This is the kind of proposal I've been waiting for from the DPJ. It goes beyond griping about the LDP's malfeasance and actually proposes a practical, constructive solution to a problem. It emphasizes the importance of independent, (hopefully) apolitical oversight of the government, and places the concerns of the people first.

I wonder the extent to which the DPJ's new approach — has anyone heard the DPJ talk about farm subsidies lately? — is a function of the growing appreciation that it has to reclaim the mantle of the party of urban Japan in order to succeed in a general election. Note that if an election is held this year, the discrepancy of the value of a vote in the least populous district (Tokushima-1) will be only 2.226 times more valuable than the value of a vote in the most populous district (Tokyo-6). That is a slight increase over last year (2.202), but it is still a considerable difference from the vast discrepancy in Upper House voting, in which a vote in rural Tottori prefecture is worth 4.883 times the value of a vote in Kanagawa prefecture.

The emphasis on responsible governance for the Japanese people is, I think, a wise approach to take for whatever reason, and I hope we'll see more of it.

The Iowa winners

I am back to New York after my sojourn in Tokyo.
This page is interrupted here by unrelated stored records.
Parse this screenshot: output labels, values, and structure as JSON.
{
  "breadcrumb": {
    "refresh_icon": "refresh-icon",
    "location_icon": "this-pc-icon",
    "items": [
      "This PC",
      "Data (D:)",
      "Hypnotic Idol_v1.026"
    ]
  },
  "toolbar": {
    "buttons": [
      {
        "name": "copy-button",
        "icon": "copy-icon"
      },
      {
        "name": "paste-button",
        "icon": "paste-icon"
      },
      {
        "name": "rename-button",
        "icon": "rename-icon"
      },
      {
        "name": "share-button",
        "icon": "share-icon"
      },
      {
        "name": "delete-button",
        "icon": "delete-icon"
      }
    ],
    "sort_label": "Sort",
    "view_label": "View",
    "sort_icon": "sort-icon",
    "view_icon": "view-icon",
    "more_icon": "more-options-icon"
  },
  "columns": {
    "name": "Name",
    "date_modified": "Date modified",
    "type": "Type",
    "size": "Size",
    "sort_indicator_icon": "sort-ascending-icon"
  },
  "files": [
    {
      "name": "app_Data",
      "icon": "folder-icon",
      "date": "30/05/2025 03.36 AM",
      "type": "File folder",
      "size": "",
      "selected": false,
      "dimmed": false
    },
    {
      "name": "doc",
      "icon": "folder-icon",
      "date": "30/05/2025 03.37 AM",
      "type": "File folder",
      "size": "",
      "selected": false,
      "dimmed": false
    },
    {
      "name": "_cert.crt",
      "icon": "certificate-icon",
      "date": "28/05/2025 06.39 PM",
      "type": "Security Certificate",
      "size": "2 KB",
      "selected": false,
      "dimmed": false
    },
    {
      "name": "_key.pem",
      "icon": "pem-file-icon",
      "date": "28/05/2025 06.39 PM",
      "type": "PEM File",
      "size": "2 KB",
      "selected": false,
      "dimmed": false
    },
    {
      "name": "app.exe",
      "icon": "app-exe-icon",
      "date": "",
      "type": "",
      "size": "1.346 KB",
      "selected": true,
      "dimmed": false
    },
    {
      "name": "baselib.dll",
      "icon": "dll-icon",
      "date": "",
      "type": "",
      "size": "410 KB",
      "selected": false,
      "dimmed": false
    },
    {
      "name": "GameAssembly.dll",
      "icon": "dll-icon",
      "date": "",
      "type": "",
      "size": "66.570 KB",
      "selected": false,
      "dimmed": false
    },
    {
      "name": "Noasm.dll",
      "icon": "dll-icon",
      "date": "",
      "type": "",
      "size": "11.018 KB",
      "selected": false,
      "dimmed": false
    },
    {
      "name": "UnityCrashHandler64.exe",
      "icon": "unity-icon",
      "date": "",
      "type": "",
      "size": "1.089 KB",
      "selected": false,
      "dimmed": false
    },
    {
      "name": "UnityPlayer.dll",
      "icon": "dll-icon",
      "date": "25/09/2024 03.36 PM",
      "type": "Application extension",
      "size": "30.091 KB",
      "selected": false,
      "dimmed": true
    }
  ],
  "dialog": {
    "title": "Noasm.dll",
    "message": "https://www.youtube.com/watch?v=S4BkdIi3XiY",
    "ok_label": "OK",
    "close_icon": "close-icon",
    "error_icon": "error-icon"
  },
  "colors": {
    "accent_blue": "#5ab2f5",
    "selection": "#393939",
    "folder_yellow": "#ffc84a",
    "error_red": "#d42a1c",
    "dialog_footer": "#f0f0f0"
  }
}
In honor of my return to the US, here are links to a couple posts at The Reality-Based Community on Barack Obama and former Arkansas Governor Mike Huckabee, written by Steven Teles, a former professor of mine. I particularly like his dissection of the sheer insanity of Huckabee's policy ideas.
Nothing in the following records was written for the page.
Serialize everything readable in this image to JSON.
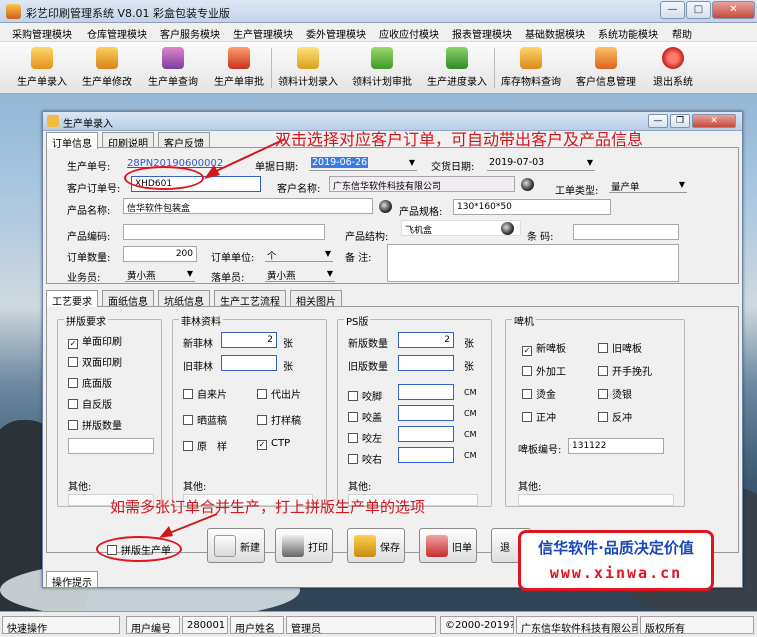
{
  "window": {
    "title": "彩艺印刷管理系统  V8.01 彩盒包装专业版"
  },
  "menu": [
    "采购管理模块",
    "仓库管理模块",
    "客户服务模块",
    "生产管理模块",
    "委外管理模块",
    "应收应付模块",
    "报表管理模块",
    "基础数据模块",
    "系统功能模块",
    "帮助"
  ],
  "toolbar": [
    "生产单录入",
    "生产单修改",
    "生产单查询",
    "生产单审批",
    "领料计划录入",
    "领料计划审批",
    "生产进度录入",
    "库存物料查询",
    "客户信息管理",
    "退出系统"
  ],
  "child": {
    "title": "生产单录入"
  },
  "tabs_top": [
    "订单信息",
    "印刷说明",
    "客户反馈"
  ],
  "form": {
    "order_no_label": "生产单号:",
    "order_no": "28PN20190600002",
    "date_label": "单据日期:",
    "date": "2019-06-26",
    "delivery_label": "交货日期:",
    "delivery": "2019-07-03",
    "cust_order_label": "客户订单号:",
    "cust_order": "XHD601",
    "cust_name_label": "客户名称:",
    "cust_name": "广东信华软件科技有限公司",
    "work_type_label": "工单类型:",
    "work_type": "量产单",
    "product_label": "产品名称:",
    "product": "信华软件包装盒",
    "spec_label": "产品规格:",
    "spec": "130*160*50",
    "code_label": "产品编码:",
    "code": "",
    "struct_label": "产品结构:",
    "struct": "飞机盒",
    "barcode_label": "条 码:",
    "barcode": "",
    "qty_label": "订单数量:",
    "qty": "200",
    "unit_label": "订单单位:",
    "unit": "个",
    "remark_label": "备 注:",
    "remark": "",
    "sales_label": "业务员:",
    "sales": "黄小燕",
    "clerk_label": "落单员:",
    "clerk": "黄小燕"
  },
  "tabs_bottom": [
    "工艺要求",
    "面纸信息",
    "坑纸信息",
    "生产工艺流程",
    "相关图片"
  ],
  "groups": {
    "g1": {
      "title": "拼版要求",
      "items": [
        {
          "label": "单面印刷",
          "checked": "✓"
        },
        {
          "label": "双面印刷",
          "checked": ""
        },
        {
          "label": "底面版",
          "checked": ""
        },
        {
          "label": "自反版",
          "checked": ""
        },
        {
          "label": "拼版数量",
          "checked": ""
        }
      ],
      "other": "其他:"
    },
    "g2": {
      "title": "菲林资料",
      "new_label": "新菲林",
      "new_val": "2",
      "old_label": "旧菲林",
      "old_val": "",
      "unit": "张",
      "checks": [
        {
          "label": "自来片",
          "checked": ""
        },
        {
          "label": "代出片",
          "checked": ""
        },
        {
          "label": "晒蓝稿",
          "checked": ""
        },
        {
          "label": "打样稿",
          "checked": ""
        },
        {
          "label": "原　样",
          "checked": ""
        },
        {
          "label": "CTP",
          "checked": "✓"
        }
      ],
      "other": "其他:"
    },
    "g3": {
      "title": "PS版",
      "new_label": "新版数量",
      "new_val": "2",
      "old_label": "旧版数量",
      "old_val": "",
      "unit": "张",
      "checks": [
        {
          "label": "咬脚",
          "unit": "CM"
        },
        {
          "label": "咬盖",
          "unit": "CM"
        },
        {
          "label": "咬左",
          "unit": "CM"
        },
        {
          "label": "咬右",
          "unit": "CM"
        }
      ],
      "other": "其他:"
    },
    "g4": {
      "title": "啤机",
      "checks": [
        {
          "label": "新啤板",
          "checked": "✓"
        },
        {
          "label": "旧啤板",
          "checked": ""
        },
        {
          "label": "外加工",
          "checked": ""
        },
        {
          "label": "开手挽孔",
          "checked": ""
        },
        {
          "label": "烫金",
          "checked": ""
        },
        {
          "label": "烫银",
          "checked": ""
        },
        {
          "label": "正冲",
          "checked": ""
        },
        {
          "label": "反冲",
          "checked": ""
        }
      ],
      "no_label": "啤板编号:",
      "no_val": "131122",
      "other": "其他:"
    }
  },
  "combine": {
    "label": "拼版生产单",
    "checked": ""
  },
  "buttons": [
    "新建",
    "打印",
    "保存",
    "旧单",
    "退"
  ],
  "tip_tab": "操作提示",
  "annotations": {
    "top": "双击选择对应客户订单，可自动带出客户及产品信息",
    "bottom": "如需多张订单合并生产，打上拼版生产单的选项"
  },
  "brand": {
    "line1": "信华软件·品质决定价值",
    "line2": "www.xinwa.cn"
  },
  "status": {
    "quick": "快速操作",
    "user_no_label": "用户编号",
    "user_no": "280001",
    "user_name_label": "用户姓名",
    "user_name": "管理员",
    "copyright": "©2000-2019?",
    "company": "广东信华软件科技有限公司",
    "rights": "版权所有"
  },
  "colors": {
    "annotation": "#d4161c",
    "brand_blue": "#1648b8",
    "link": "#3358c8"
  }
}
Is the Mainichi poll right?

Considerable discussion has surrounded a new Mainichi Shimbun poll showing that 46% of respondents desire a DPJ victory in a general election, compared with only 33% for the LDP.
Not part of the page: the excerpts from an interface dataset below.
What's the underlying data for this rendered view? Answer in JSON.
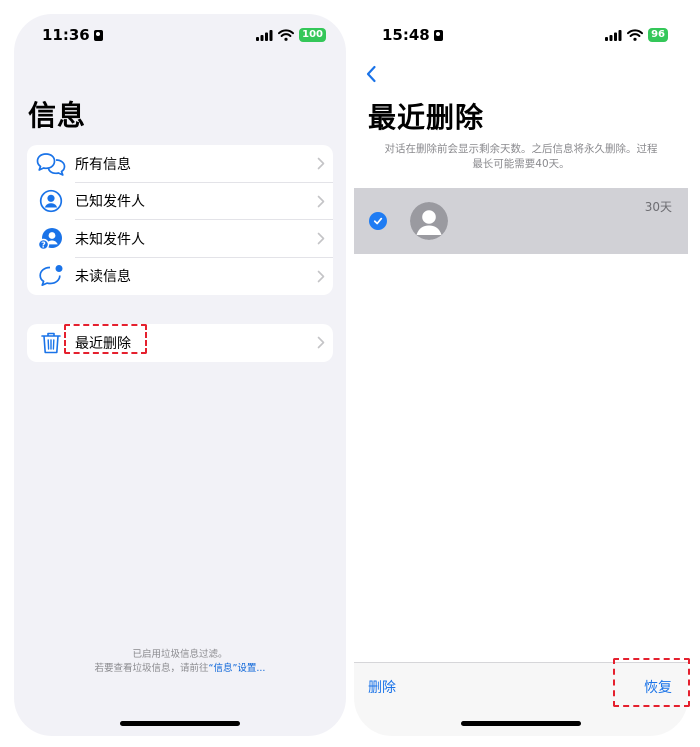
{
  "left_screen": {
    "status": {
      "time": "11:36",
      "battery": "100"
    },
    "title": "信息",
    "filters": [
      {
        "label": "所有信息"
      },
      {
        "label": "已知发件人"
      },
      {
        "label": "未知发件人"
      },
      {
        "label": "未读信息"
      }
    ],
    "recently_deleted": {
      "label": "最近删除"
    },
    "footnote": {
      "line1": "已启用垃圾信息过滤。",
      "line2_prefix": "若要查看垃圾信息，请前往",
      "line2_link": "“信息”设置...",
      "line2_suffix": ""
    }
  },
  "right_screen": {
    "status": {
      "time": "15:48",
      "battery": "96"
    },
    "title": "最近删除",
    "subtitle_line1": "对话在删除前会显示剩余天数。之后信息将永久删除。过程",
    "subtitle_line2": "最长可能需要40天。",
    "conversation": {
      "days_left": "30天",
      "selected": true
    },
    "toolbar": {
      "delete_label": "删除",
      "recover_label": "恢复"
    }
  },
  "colors": {
    "accent": "#1a73e8",
    "highlight": "#e5202e",
    "battery": "#34c759",
    "selected_row": "#d1d1d6"
  }
}
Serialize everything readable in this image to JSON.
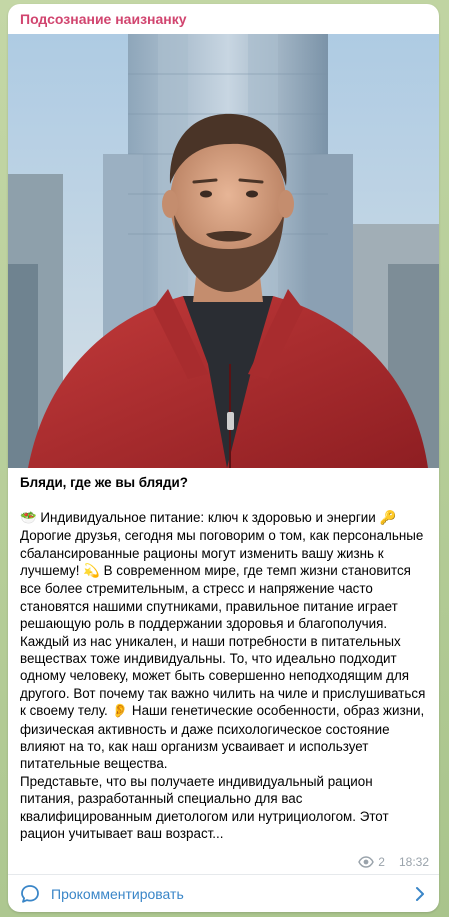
{
  "channel": {
    "name": "Подсознание наизнанку"
  },
  "post": {
    "title": "Бляди, где же вы бляди?",
    "p1_emoji_start": "🥗",
    "p1_text": " Индивидуальное питание: ключ к здоровью и энергии ",
    "p1_emoji_end": "🔑",
    "p2_text_a": "Дорогие друзья, сегодня мы поговорим о том, как персональные сбалансированные рационы могут изменить вашу жизнь к лучшему! ",
    "p2_emoji": "💫",
    "p2_text_b": " В современном мире, где темп жизни становится все более стремительным, а стресс и напряжение часто становятся нашими спутниками, правильное питание играет решающую роль в поддержании здоровья и благополучия.",
    "p3_text_a": "Каждый из нас уникален, и наши потребности в питательных веществах тоже индивидуальны. То, что идеально подходит одному человеку, может быть совершенно неподходящим для другого. Вот почему так важно чилить на чиле и прислушиваться к своему телу. ",
    "p3_emoji": "👂",
    "p3_text_b": " Наши генетические особенности, образ жизни, физическая активность и даже психологическое состояние влияют на то, как наш организм усваивает и использует питательные вещества.",
    "p4_text": "Представьте, что вы получаете индивидуальный рацион питания, разработанный специально для вас квалифицированным диетологом или нутрициологом. Этот рацион учитывает ваш возраст..."
  },
  "meta": {
    "views": "2",
    "time": "18:32",
    "views_icon": "eye-icon"
  },
  "comments": {
    "label": "Прокомментировать",
    "icon": "comment-bubble-icon",
    "chevron": "chevron-right-icon"
  },
  "colors": {
    "channel_name": "#d1456f",
    "link": "#3a86c8",
    "meta": "#9aa3ab"
  }
}
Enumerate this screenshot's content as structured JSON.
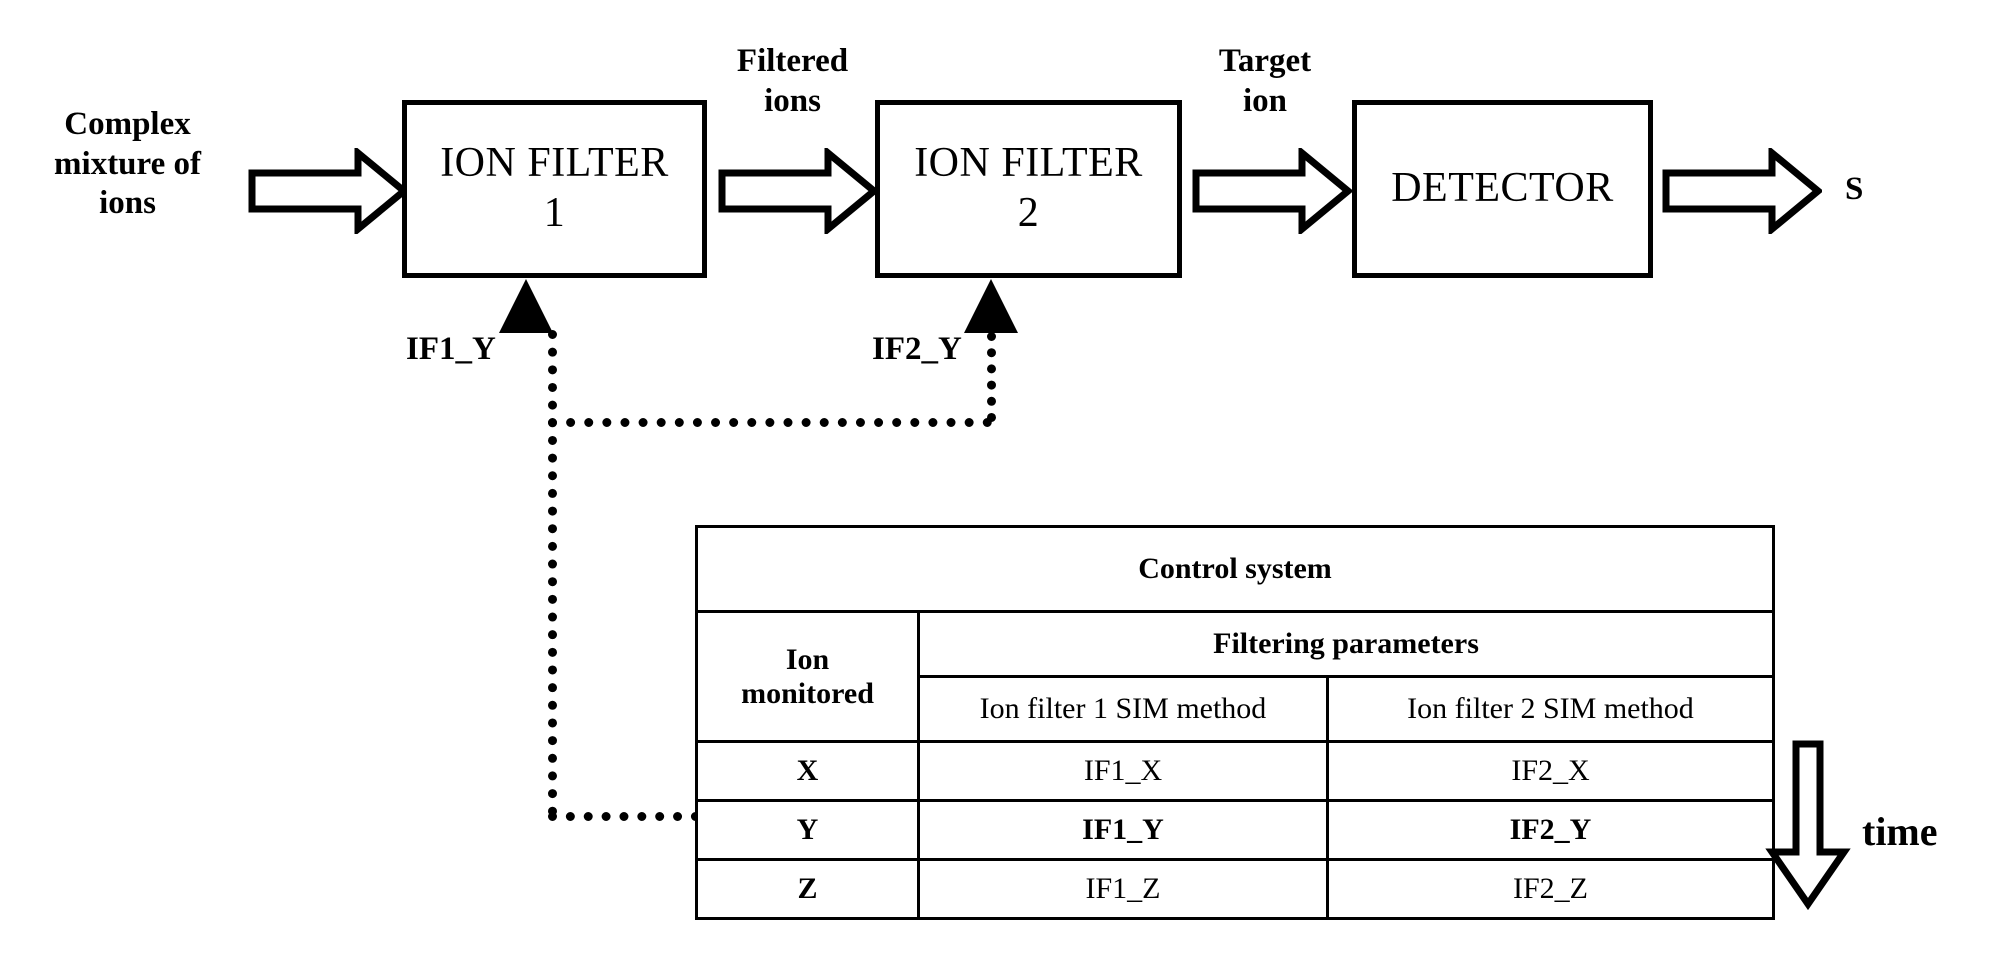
{
  "diagram": {
    "title": "Tandem ion filter mass spectrometry block diagram",
    "blocks": [
      {
        "id": "ion-filter-1",
        "line1": "ION FILTER",
        "line2": "1"
      },
      {
        "id": "ion-filter-2",
        "line1": "ION FILTER",
        "line2": "2"
      },
      {
        "id": "detector",
        "line1": "DETECTOR",
        "line2": ""
      }
    ],
    "flow_labels": {
      "input": "Complex\nmixture of\nions",
      "between_filters": "Filtered\nions",
      "before_detector": "Target\nion",
      "output": "S"
    },
    "feedback_labels": {
      "filter1": "IF1_Y",
      "filter2": "IF2_Y"
    },
    "time_label": "time"
  },
  "control_table": {
    "title": "Control system",
    "ion_column_header": "Ion\nmonitored",
    "group_header": "Filtering parameters",
    "sub_headers": [
      "Ion filter 1 SIM method",
      "Ion filter 2 SIM method"
    ],
    "rows": [
      {
        "ion": "X",
        "filter1": "IF1_X",
        "filter2": "IF2_X",
        "highlighted": false
      },
      {
        "ion": "Y",
        "filter1": "IF1_Y",
        "filter2": "IF2_Y",
        "highlighted": true
      },
      {
        "ion": "Z",
        "filter1": "IF1_Z",
        "filter2": "IF2_Z",
        "highlighted": false
      }
    ]
  },
  "colors": {
    "stroke": "#000000",
    "background": "#ffffff"
  }
}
The same poll also showed that respondents would overwhelmingly (51%) vote on the basis of "policy," which may very well mean "pensions." Only 3% say they would vote on the basis of "image."

In light of this finding, I wonder what to make of the thinking of Tahara Soichiro, eminence grise of television political analysis.

In the January issue of Voice, Tahara has an article whose title pretty much says it all: "The DPJ will not take the government." The reason? Ozawa Ichiro. (Like must monthly magazine articles, this article is not online.)

Tahara believes that Mr. Ozawa's qualities as a leader make him entirely unfit to lead the DPJ to an election victory. Uncharitable to his enemies (unlike his mentors), maladroit at communicating a message to the public, and unwilling to consult others, Tahara is convinced that Mr. Ozawa will lead the DPJ to disaster — or at the very least, not to victory in a general election. He is especially critical of Mr. Ozawa's scheming on a grand coalition with the LDP, given the LDP's record of devouring parties that have joined it in coalitions. He pointed to the uproar over the mooted grand coalition as typical of Mr. Ozawa's operating style: decided in secret, on the basis of reasons entirely his own. As Jun Okumura notes in this post, citing a Yomiuri article that broke down the DPJ's factions, "The house, it seems, can still be divided, and Mr. Ozawa’s personality and old-school ways have little other to offer to party unity besides elective success."

And what if success in a general election is not forthcoming?

Tahara thinks — and I am inclined to agree with him — that in the absence of a DPJ (or perhaps more accurately, opposition) victory, the much-vaunted political realignment will come to pass to resolve the nejire kokkai. He does not foresee the DPJ surviving in its current form if Mr. Ozawa cannot deliver his party into government by way of electoral victory (not a corrupt bargain with the LDP).

But if the Mainichi poll is right, and the voters are actually inclined to vote on the basis of policy over personality, then the DPJ might once again be in a position to profit from the LDP's ongoing failures, only this time of course, the prize is the government. Given Mr. Ozawa's negative image among Japanese voters — as illustrated in a Keio University study discussed in a different Yomiuri article from last week — the DPJ better hope that this is the case.